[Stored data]
□ □ □ □ □ □ □

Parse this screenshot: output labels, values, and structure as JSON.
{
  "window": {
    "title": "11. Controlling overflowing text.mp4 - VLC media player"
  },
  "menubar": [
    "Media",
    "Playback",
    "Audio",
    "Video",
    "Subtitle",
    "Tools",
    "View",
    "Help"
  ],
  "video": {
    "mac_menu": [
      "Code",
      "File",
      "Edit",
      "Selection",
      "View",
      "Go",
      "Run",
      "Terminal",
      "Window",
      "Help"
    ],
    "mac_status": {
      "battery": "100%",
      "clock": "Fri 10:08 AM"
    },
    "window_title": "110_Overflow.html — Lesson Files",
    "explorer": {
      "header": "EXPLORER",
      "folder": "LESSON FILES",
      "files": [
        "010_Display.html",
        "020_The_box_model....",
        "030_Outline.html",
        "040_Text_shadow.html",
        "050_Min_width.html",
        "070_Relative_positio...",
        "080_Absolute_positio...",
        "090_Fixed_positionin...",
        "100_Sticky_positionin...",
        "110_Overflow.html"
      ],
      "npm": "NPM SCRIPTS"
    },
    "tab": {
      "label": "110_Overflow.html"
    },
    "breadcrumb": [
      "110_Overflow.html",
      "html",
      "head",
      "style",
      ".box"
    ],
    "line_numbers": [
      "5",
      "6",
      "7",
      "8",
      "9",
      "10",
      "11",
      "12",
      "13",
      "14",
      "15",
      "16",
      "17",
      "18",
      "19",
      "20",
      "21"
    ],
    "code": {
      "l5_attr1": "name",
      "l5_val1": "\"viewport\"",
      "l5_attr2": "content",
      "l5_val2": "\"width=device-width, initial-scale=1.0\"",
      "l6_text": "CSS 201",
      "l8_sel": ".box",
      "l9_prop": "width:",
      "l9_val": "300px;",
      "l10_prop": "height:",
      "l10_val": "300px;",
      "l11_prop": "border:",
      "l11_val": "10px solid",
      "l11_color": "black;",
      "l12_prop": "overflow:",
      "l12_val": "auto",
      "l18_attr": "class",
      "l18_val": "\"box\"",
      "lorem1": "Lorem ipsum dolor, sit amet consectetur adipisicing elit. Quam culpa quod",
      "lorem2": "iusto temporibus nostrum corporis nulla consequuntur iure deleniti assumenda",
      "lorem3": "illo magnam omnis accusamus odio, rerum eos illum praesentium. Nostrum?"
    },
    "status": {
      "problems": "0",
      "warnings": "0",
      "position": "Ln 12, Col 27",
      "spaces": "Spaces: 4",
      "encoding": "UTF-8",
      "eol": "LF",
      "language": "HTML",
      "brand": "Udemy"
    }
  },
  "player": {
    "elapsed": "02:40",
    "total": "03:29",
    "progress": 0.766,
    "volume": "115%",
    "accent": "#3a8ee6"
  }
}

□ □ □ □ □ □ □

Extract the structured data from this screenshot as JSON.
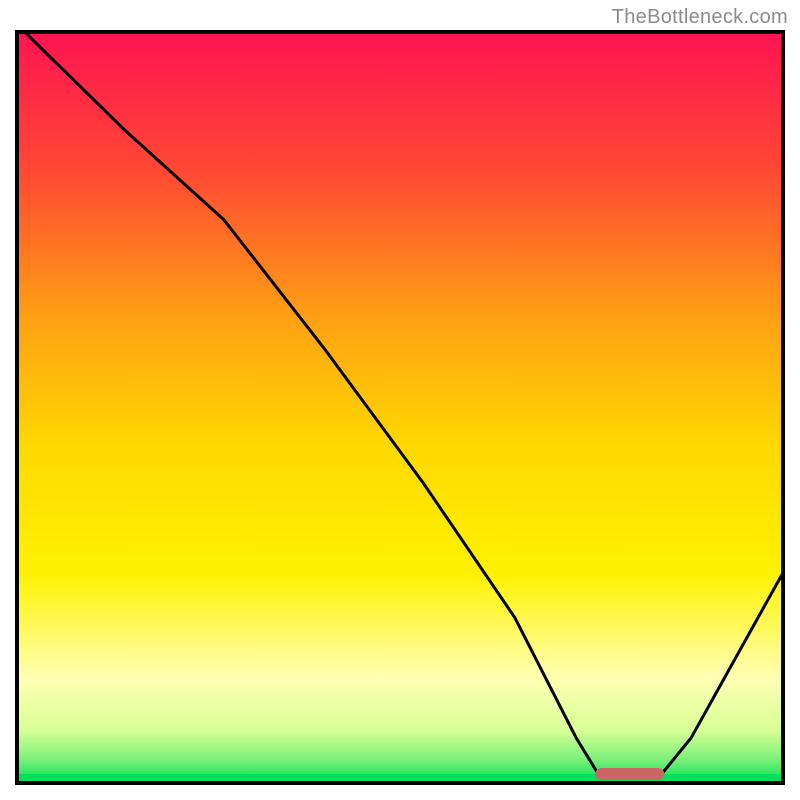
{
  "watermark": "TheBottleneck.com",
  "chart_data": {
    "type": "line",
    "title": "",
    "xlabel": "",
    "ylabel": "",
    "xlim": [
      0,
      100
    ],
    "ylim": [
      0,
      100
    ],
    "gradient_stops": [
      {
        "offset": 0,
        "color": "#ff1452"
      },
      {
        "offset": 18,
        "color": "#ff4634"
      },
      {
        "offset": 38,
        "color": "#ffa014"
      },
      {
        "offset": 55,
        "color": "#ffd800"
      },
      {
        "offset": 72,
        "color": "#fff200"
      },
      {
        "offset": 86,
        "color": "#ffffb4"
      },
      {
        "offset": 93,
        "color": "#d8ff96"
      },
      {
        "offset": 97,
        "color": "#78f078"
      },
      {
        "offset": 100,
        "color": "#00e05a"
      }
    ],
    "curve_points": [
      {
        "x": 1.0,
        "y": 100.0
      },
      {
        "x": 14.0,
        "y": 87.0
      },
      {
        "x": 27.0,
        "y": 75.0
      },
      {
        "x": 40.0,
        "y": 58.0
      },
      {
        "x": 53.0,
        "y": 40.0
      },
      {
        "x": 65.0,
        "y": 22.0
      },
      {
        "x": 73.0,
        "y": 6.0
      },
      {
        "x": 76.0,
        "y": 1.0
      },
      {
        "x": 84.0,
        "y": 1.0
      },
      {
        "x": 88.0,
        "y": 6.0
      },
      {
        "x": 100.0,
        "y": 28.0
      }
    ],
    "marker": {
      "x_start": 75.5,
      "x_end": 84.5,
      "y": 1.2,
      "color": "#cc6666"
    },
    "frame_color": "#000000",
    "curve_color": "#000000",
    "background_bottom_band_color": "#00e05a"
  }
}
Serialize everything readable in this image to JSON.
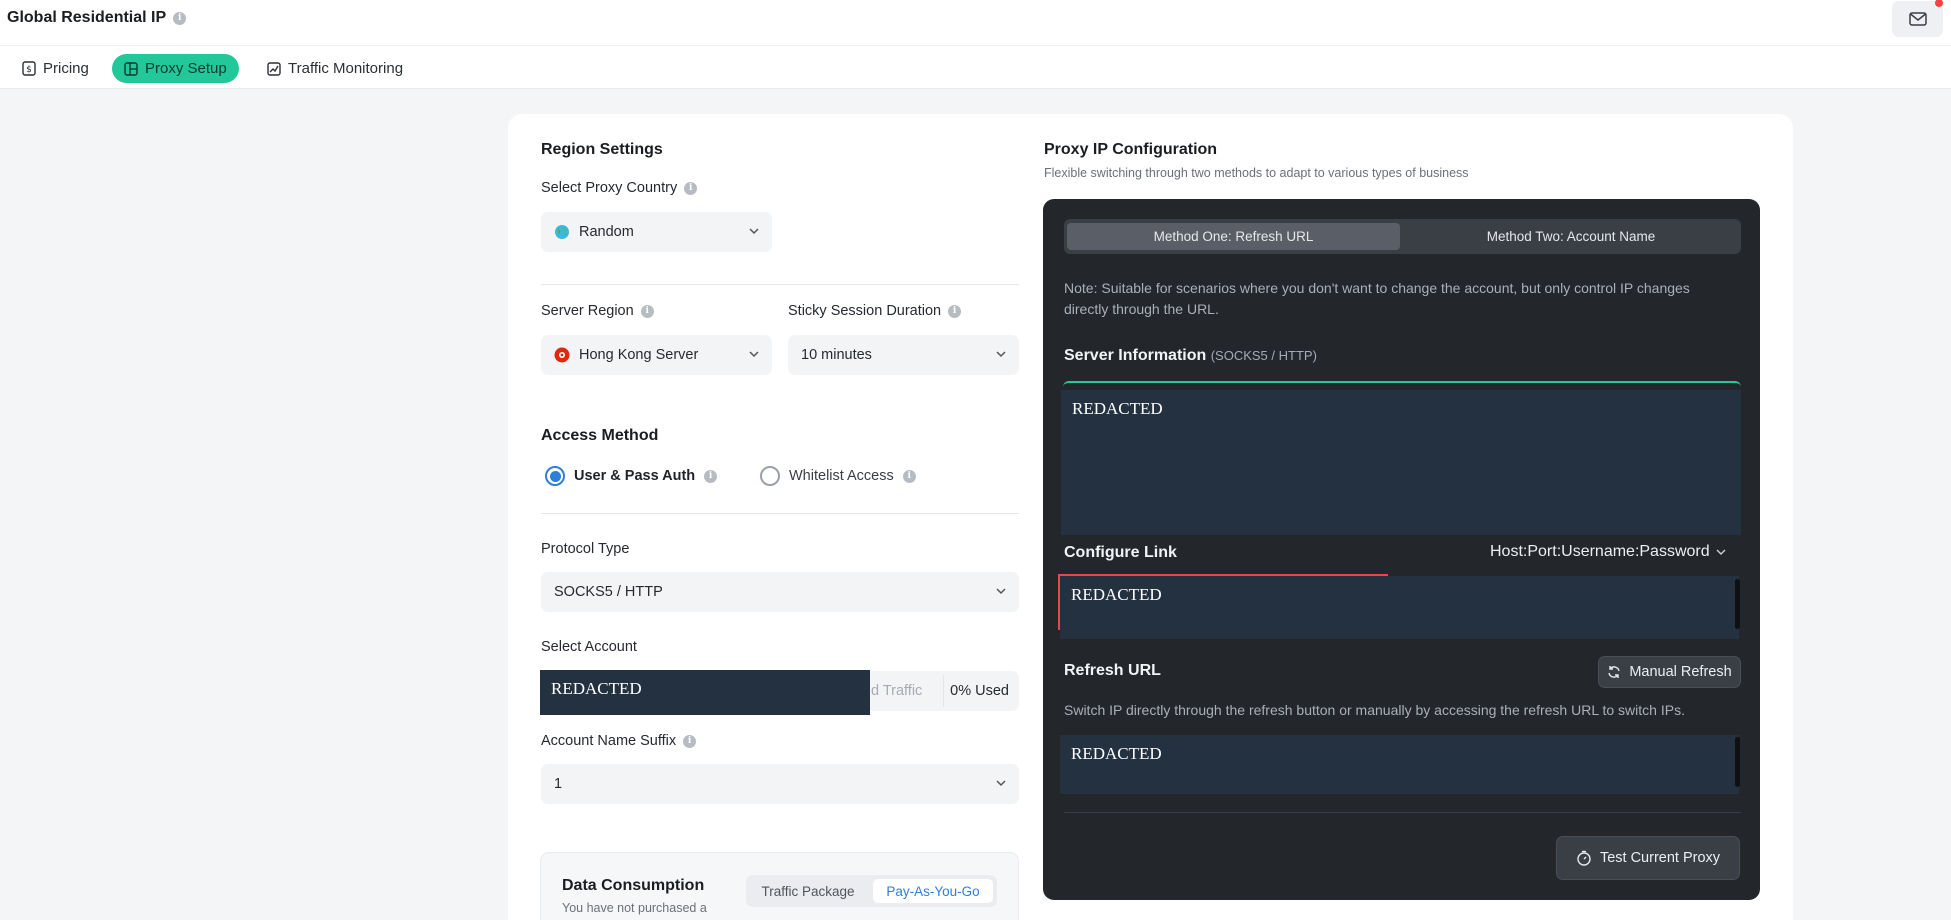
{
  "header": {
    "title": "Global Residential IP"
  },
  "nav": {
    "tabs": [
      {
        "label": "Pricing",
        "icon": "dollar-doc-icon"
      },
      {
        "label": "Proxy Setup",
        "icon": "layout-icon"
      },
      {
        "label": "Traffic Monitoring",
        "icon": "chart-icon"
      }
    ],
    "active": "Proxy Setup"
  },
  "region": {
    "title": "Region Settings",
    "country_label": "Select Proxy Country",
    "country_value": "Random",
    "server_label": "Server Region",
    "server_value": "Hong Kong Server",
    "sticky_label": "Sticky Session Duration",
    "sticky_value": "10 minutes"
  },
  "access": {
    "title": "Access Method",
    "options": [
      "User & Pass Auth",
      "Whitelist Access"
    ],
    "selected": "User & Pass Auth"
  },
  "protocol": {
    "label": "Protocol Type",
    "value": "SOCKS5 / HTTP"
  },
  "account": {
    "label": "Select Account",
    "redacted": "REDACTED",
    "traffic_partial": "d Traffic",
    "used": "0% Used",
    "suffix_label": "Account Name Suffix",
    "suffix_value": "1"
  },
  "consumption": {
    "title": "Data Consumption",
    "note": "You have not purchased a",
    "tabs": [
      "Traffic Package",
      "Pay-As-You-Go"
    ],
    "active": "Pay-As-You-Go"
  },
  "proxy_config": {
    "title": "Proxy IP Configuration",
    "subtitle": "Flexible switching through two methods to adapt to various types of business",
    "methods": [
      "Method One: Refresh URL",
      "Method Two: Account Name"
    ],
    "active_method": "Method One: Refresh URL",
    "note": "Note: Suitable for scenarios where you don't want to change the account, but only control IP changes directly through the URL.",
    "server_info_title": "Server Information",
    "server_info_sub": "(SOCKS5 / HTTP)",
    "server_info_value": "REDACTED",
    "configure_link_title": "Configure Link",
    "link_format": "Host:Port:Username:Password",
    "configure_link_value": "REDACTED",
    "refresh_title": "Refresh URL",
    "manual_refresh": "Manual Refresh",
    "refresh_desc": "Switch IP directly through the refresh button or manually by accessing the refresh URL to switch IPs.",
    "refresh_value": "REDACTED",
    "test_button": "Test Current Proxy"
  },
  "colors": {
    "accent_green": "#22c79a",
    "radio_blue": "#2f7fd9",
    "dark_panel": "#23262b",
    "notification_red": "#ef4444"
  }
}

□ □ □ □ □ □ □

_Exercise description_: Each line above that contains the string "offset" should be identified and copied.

_Written answer_:
        "offset": 0,
        "offset": 18,
        "offset": 38,
        "offset": 55,
        "offset": 72,
        "offset": 86,
        "offset": 93,
        "offset": 97,
        "offset": 100,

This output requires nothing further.